- On things that you can control, re-prioritise your actions – what are nice-to-do vs the must-do. Basically, stop trying to do it all. Take things one step at a time.
- Look for avenues to make life simpler, or look for quick wins, so that you re-focus your time on the more critical issues
Example – for Mums, if you find you’re always busy running around, cooking and cleaning – plan take out meals alternate days. Probably not the healthiest solution but we can’t have it all. Do what it takes to stay sane so that you can re-focus your energy on the key things that need your attention.
- Get help from family and friends. Seek professional advice or join a support group
- Find an outlet to release the stress – Life is stressful. Sometimes it’s just that. You cannot run away from it. So, create an outlet – get a hobby – painting, writing. Or just simply get away every once in a while for some ‘me’ time.
- For those who believe in religion – I believe every religion preaches the same – ‘everything happens for a reason’. For everything that happens to you, that holiday that you missed, that promotion that you didn’t get – there are reasons for that. Maybe the holiday would have busted your savings (in my case – the volcano erupted and people were stranded not being able to fly in/out – so good that I missed that particular holiday – true story). Maybe that promotion will cause you too much stress because the line manager is unreasonable and demanding. So don’t be stressed about things that are beyond your control. Believe that everything happens for a reason, and things will work itself out. Just do your best in what YOU are able to control.
Whatever it is, everyone’ situation is unique. If it does get overwhelming for you, do reach out for help.
Avoiding confrontations, and keeping things bottled up, especially in a relationship is dangerous. Over time – it creates mistrust and resentment. You may also end up snapping at every little thing or make sarcastic or hurtful comments every now and then, or even just give the silent treatment to the person you are upset with, (or other unrelated parties). If not managed, anything can trigger a major outburst from you.
Having difficult conversations is not easy. But to work things out and for your peace of mind, you need to get the issues out in the open in a non-aggressive manner; and have an honest conversation of how to move forward. Look also at the positive sides of the person and situation. Sometimes you have so much pent-up that you see only the negative. For couples, seek counselling if needed – sometimes it helps to have an outsider mediate the conversation to ensure a balanced conversation.
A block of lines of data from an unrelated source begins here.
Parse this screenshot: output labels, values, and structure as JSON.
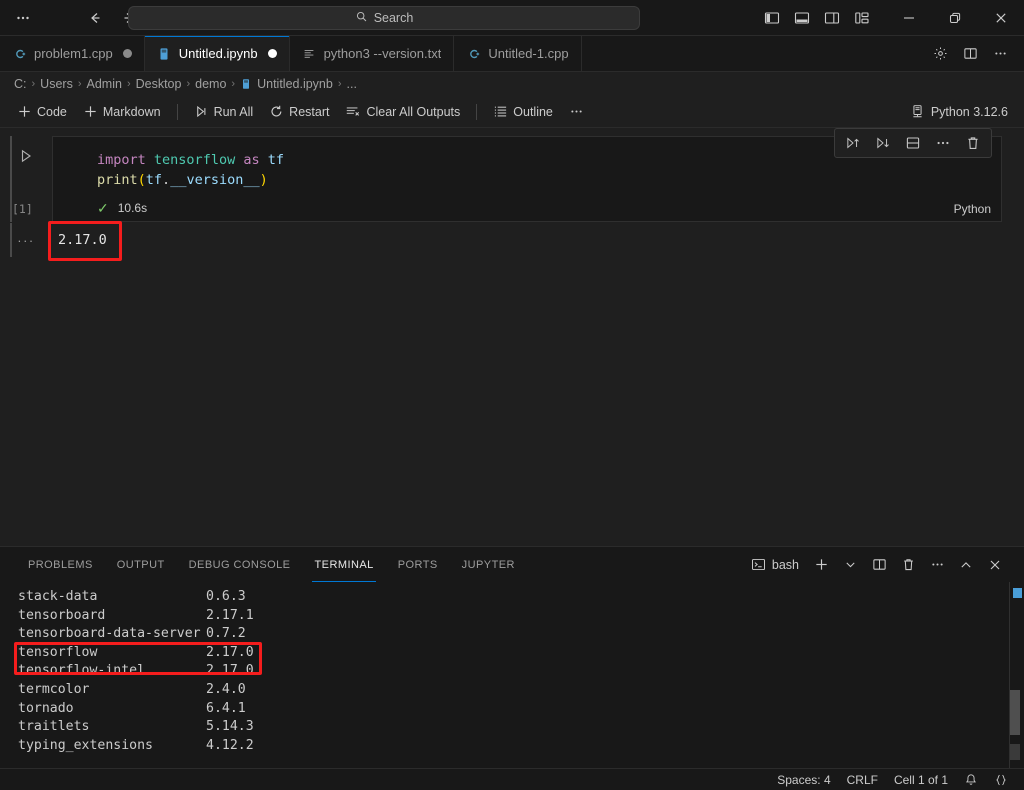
{
  "titlebar": {
    "menu_icon": "ellipsis-icon",
    "back_icon": "arrow-left-icon",
    "forward_icon": "arrow-right-icon",
    "search_placeholder": "Search",
    "search_value": "",
    "search_icon": "search-icon",
    "layout_buttons": [
      {
        "name": "toggle-primary-sidebar",
        "icon": "layout-sidebar-left-icon"
      },
      {
        "name": "toggle-panel",
        "icon": "layout-panel-icon"
      },
      {
        "name": "toggle-secondary-sidebar",
        "icon": "layout-sidebar-right-icon"
      },
      {
        "name": "customize-layout",
        "icon": "layout-customize-icon"
      }
    ],
    "window_controls": [
      {
        "name": "minimize-button",
        "glyph": "─"
      },
      {
        "name": "restore-button",
        "glyph": "❐"
      },
      {
        "name": "close-button",
        "glyph": "✕"
      }
    ]
  },
  "tabs": [
    {
      "label": "problem1.cpp",
      "icon": "cpp-file-icon",
      "active": false,
      "dirty": true
    },
    {
      "label": "Untitled.ipynb",
      "icon": "notebook-file-icon",
      "active": true,
      "dirty": true
    },
    {
      "label": "python3 --version.txt",
      "icon": "text-file-icon",
      "active": false,
      "dirty": false
    },
    {
      "label": "Untitled-1.cpp",
      "icon": "cpp-file-icon",
      "active": false,
      "dirty": false
    }
  ],
  "tabbar_actions": [
    {
      "name": "notebook-settings-button",
      "icon": "gear-icon"
    },
    {
      "name": "split-editor-button",
      "icon": "split-editor-icon"
    },
    {
      "name": "editor-more-actions-button",
      "icon": "ellipsis-icon"
    }
  ],
  "breadcrumb": {
    "items": [
      "C:",
      "Users",
      "Admin",
      "Desktop",
      "demo",
      "Untitled.ipynb",
      "..."
    ],
    "separator": "›",
    "file_icon": "notebook-file-icon"
  },
  "notebook_toolbar": {
    "items": [
      {
        "label": "Code",
        "icon": "plus-icon",
        "name": "add-code-cell-button"
      },
      {
        "label": "Markdown",
        "icon": "plus-icon",
        "name": "add-markdown-cell-button"
      },
      {
        "label": "Run All",
        "icon": "run-all-icon",
        "name": "run-all-button"
      },
      {
        "label": "Restart",
        "icon": "restart-icon",
        "name": "restart-kernel-button"
      },
      {
        "label": "Clear All Outputs",
        "icon": "clear-all-icon",
        "name": "clear-all-outputs-button"
      },
      {
        "label": "Outline",
        "icon": "outline-icon",
        "name": "outline-button"
      },
      {
        "label": "…",
        "icon": "ellipsis-icon",
        "name": "notebook-more-actions-button"
      }
    ],
    "kernel_label": "Python 3.12.6",
    "kernel_icon": "kernel-icon"
  },
  "cell_toolbar": [
    {
      "name": "run-above-button",
      "icon": "run-above-icon"
    },
    {
      "name": "run-below-button",
      "icon": "run-below-icon"
    },
    {
      "name": "split-cell-button",
      "icon": "split-cell-icon"
    },
    {
      "name": "cell-more-actions-button",
      "icon": "ellipsis-icon"
    },
    {
      "name": "delete-cell-button",
      "icon": "trash-icon"
    }
  ],
  "cell": {
    "run_icon": "play-icon",
    "execution_count": "[1]",
    "code_line1": {
      "kw": "import",
      "module": "tensorflow",
      "as": "as",
      "alias": "tf"
    },
    "code_line2": {
      "fn": "print",
      "open": "(",
      "obj": "tf",
      "dot": ".",
      "attr": "__version__",
      "close": ")"
    },
    "status_check": "✓",
    "elapsed": "10.6s",
    "language": "Python",
    "output_dots": "···",
    "output_text": "2.17.0",
    "output_highlight_color": "#f51d1d"
  },
  "panel": {
    "tabs": [
      {
        "label": "PROBLEMS",
        "active": false
      },
      {
        "label": "OUTPUT",
        "active": false
      },
      {
        "label": "DEBUG CONSOLE",
        "active": false
      },
      {
        "label": "TERMINAL",
        "active": true
      },
      {
        "label": "PORTS",
        "active": false
      },
      {
        "label": "JUPYTER",
        "active": false
      }
    ],
    "terminal_chip": {
      "label": "bash",
      "icon": "terminal-icon"
    },
    "actions": [
      {
        "name": "new-terminal-button",
        "icon": "plus-icon"
      },
      {
        "name": "terminal-profile-dropdown",
        "icon": "chevron-down-icon"
      },
      {
        "name": "split-terminal-button",
        "icon": "split-terminal-icon"
      },
      {
        "name": "kill-terminal-button",
        "icon": "trash-icon"
      },
      {
        "name": "panel-more-actions-button",
        "icon": "ellipsis-icon"
      },
      {
        "name": "maximize-panel-button",
        "icon": "chevron-up-icon"
      },
      {
        "name": "close-panel-button",
        "icon": "close-icon"
      }
    ],
    "terminal_rows": [
      {
        "name": "stack-data",
        "version": "0.6.3",
        "highlighted": false
      },
      {
        "name": "tensorboard",
        "version": "2.17.1",
        "highlighted": false
      },
      {
        "name": "tensorboard-data-server",
        "version": "0.7.2",
        "highlighted": false
      },
      {
        "name": "tensorflow",
        "version": "2.17.0",
        "highlighted": true
      },
      {
        "name": "tensorflow-intel",
        "version": "2.17.0",
        "highlighted": true
      },
      {
        "name": "termcolor",
        "version": "2.4.0",
        "highlighted": false
      },
      {
        "name": "tornado",
        "version": "6.4.1",
        "highlighted": false
      },
      {
        "name": "traitlets",
        "version": "5.14.3",
        "highlighted": false
      },
      {
        "name": "typing_extensions",
        "version": "4.12.2",
        "highlighted": false
      }
    ],
    "highlight_color": "#f51d1d"
  },
  "statusbar": {
    "items": [
      {
        "label": "Spaces: 4",
        "name": "status-indentation"
      },
      {
        "label": "CRLF",
        "name": "status-eol"
      },
      {
        "label": "Cell 1 of 1",
        "name": "status-cell-position"
      }
    ],
    "bell_icon": "bell-icon",
    "braces_icon": "braces-icon"
  },
  "colors": {
    "accent": "#0078d4",
    "editor_bg": "#1f1f1f",
    "chrome_bg": "#181818",
    "highlight_red": "#f51d1d",
    "success_green": "#7ec96a"
  }
}
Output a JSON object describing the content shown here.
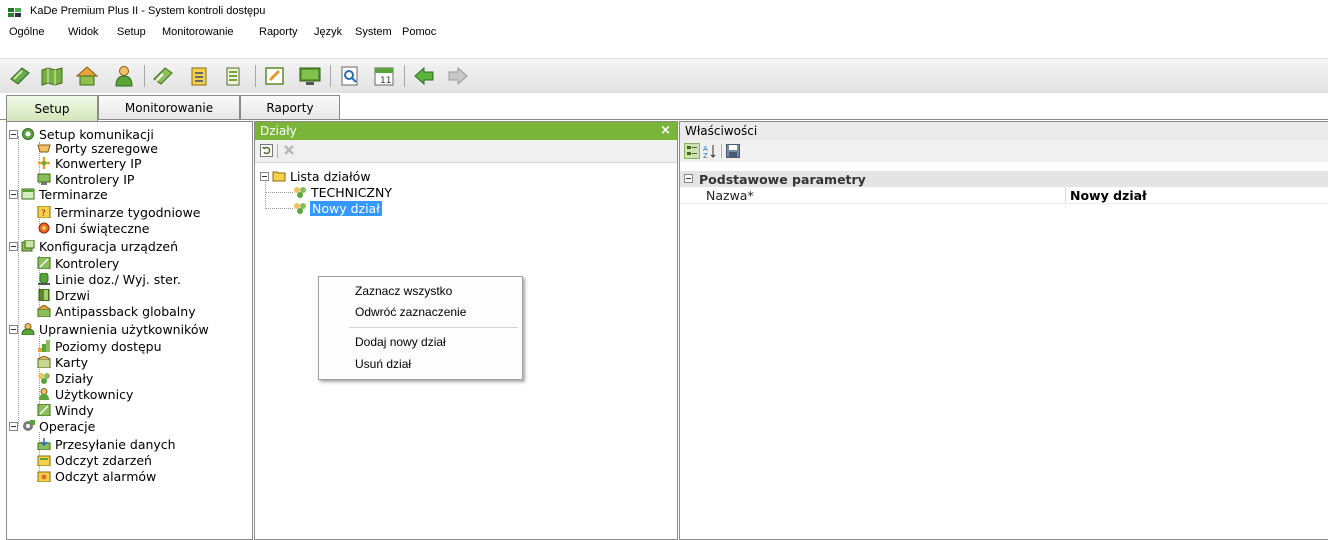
{
  "window": {
    "title": "KaDe Premium Plus II - System kontroli dostępu"
  },
  "menubar": [
    "Ogólne",
    "Widok",
    "Setup",
    "Monitorowanie",
    "Raporty",
    "Język",
    "System",
    "Pomoc"
  ],
  "toolbar": {
    "icons": [
      "hardware-icon",
      "map-icon",
      "home-icon",
      "user-icon",
      "controller-icon",
      "notepad-icon",
      "schedule-icon",
      "edit-icon",
      "monitor-icon",
      "search-document-icon",
      "calendar-icon",
      "back-arrow-icon",
      "forward-arrow-icon"
    ]
  },
  "tabs": {
    "setup": "Setup",
    "monitorowanie": "Monitorowanie",
    "raporty": "Raporty"
  },
  "nav_tree": {
    "comm": {
      "label": "Setup komunikacji",
      "items": [
        "Porty szeregowe",
        "Konwertery IP",
        "Kontrolery IP"
      ]
    },
    "terminarze": {
      "label": "Terminarze",
      "items": [
        "Terminarze tygodniowe",
        "Dni świąteczne"
      ]
    },
    "konfig": {
      "label": "Konfiguracja urządzeń",
      "items": [
        "Kontrolery",
        "Linie doz./ Wyj. ster.",
        "Drzwi",
        "Antipassback globalny"
      ]
    },
    "uprawnienia": {
      "label": "Uprawnienia użytkowników",
      "items": [
        "Poziomy dostępu",
        "Karty",
        "Działy",
        "Użytkownicy",
        "Windy"
      ]
    },
    "operacje": {
      "label": "Operacje",
      "items": [
        "Przesyłanie danych",
        "Odczyt zdarzeń",
        "Odczyt alarmów"
      ]
    }
  },
  "dzialy": {
    "header": "Działy",
    "close": "×",
    "root": "Lista działów",
    "items": [
      "TECHNICZNY",
      "Nowy dział"
    ]
  },
  "wlasciwosci": {
    "header": "Właściwości",
    "category": "Podstawowe parametry",
    "prop_name": "Nazwa*",
    "prop_value": "Nowy dział"
  },
  "context_menu": {
    "items": [
      "Zaznacz wszystko",
      "Odwróć zaznaczenie",
      "Dodaj nowy dział",
      "Usuń dział"
    ]
  },
  "colors": {
    "accent_green": "#7ab53a",
    "selection": "#3399ff"
  }
}
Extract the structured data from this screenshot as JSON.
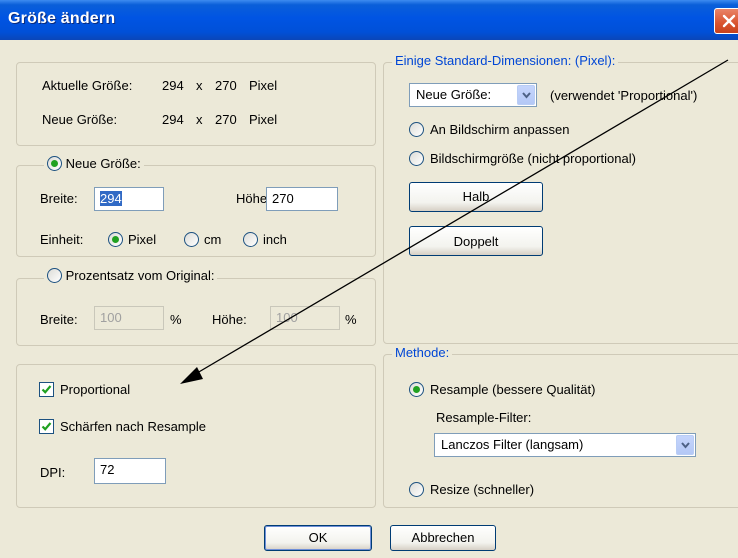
{
  "window": {
    "title": "Größe ändern",
    "close_icon": "close-x-icon"
  },
  "current_size": {
    "current_label": "Aktuelle Größe:",
    "current_w": "294",
    "current_x": "x",
    "current_h": "270",
    "current_unit": "Pixel",
    "new_label": "Neue Größe:",
    "new_w": "294",
    "new_x": "x",
    "new_h": "270",
    "new_unit": "Pixel"
  },
  "new_size": {
    "radio_label": "Neue Größe:",
    "selected": true,
    "width_label": "Breite:",
    "width_value": "294",
    "height_label": "Höhe:",
    "height_value": "270",
    "unit_label": "Einheit:",
    "units": [
      {
        "label": "Pixel",
        "selected": true
      },
      {
        "label": "cm",
        "selected": false
      },
      {
        "label": "inch",
        "selected": false
      }
    ]
  },
  "percent": {
    "radio_label": "Prozentsatz vom Original:",
    "selected": false,
    "width_label": "Breite:",
    "width_value": "100",
    "pct1": "%",
    "height_label": "Höhe:",
    "height_value": "100",
    "pct2": "%"
  },
  "options": {
    "proportional_label": "Proportional",
    "proportional_checked": true,
    "sharpen_label": "Schärfen nach Resample",
    "sharpen_checked": true,
    "dpi_label": "DPI:",
    "dpi_value": "72"
  },
  "standard": {
    "legend": "Einige Standard-Dimensionen: (Pixel):",
    "combo_value": "Neue Größe:",
    "combo_note": "(verwendet 'Proportional')",
    "fit_screen_label": "An Bildschirm anpassen",
    "screen_size_label": "Bildschirmgröße (nicht proportional)",
    "half_button": "Halb",
    "double_button": "Doppelt"
  },
  "method": {
    "legend": "Methode:",
    "resample_label": "Resample (bessere Qualität)",
    "resample_selected": true,
    "filter_label": "Resample-Filter:",
    "filter_value": "Lanczos Filter (langsam)",
    "resize_label": "Resize (schneller)",
    "resize_selected": false
  },
  "footer": {
    "ok_button": "OK",
    "cancel_button": "Abbrechen"
  },
  "colors": {
    "titlebar": "#0054e3",
    "dialog_bg": "#ece9d8",
    "group_legend_blue": "#0046d5",
    "radio_dot": "#21a121",
    "selection": "#316ac5"
  }
}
Everyone gets angry, most important is to be able to channel it appropriately. You may think this is a trivial topic, but it is not especially to those at the receiving end. Life is short – isn’t it better to focus on making happy memories?
Disclaimer: I am not a professional. This is a personal sharing of my own journey. If you have chronic anger issues, please reach out for professional help. If your family member or friends are having anger issues and it is impacting you and may or causing mental/physical harm, please get support from professionals.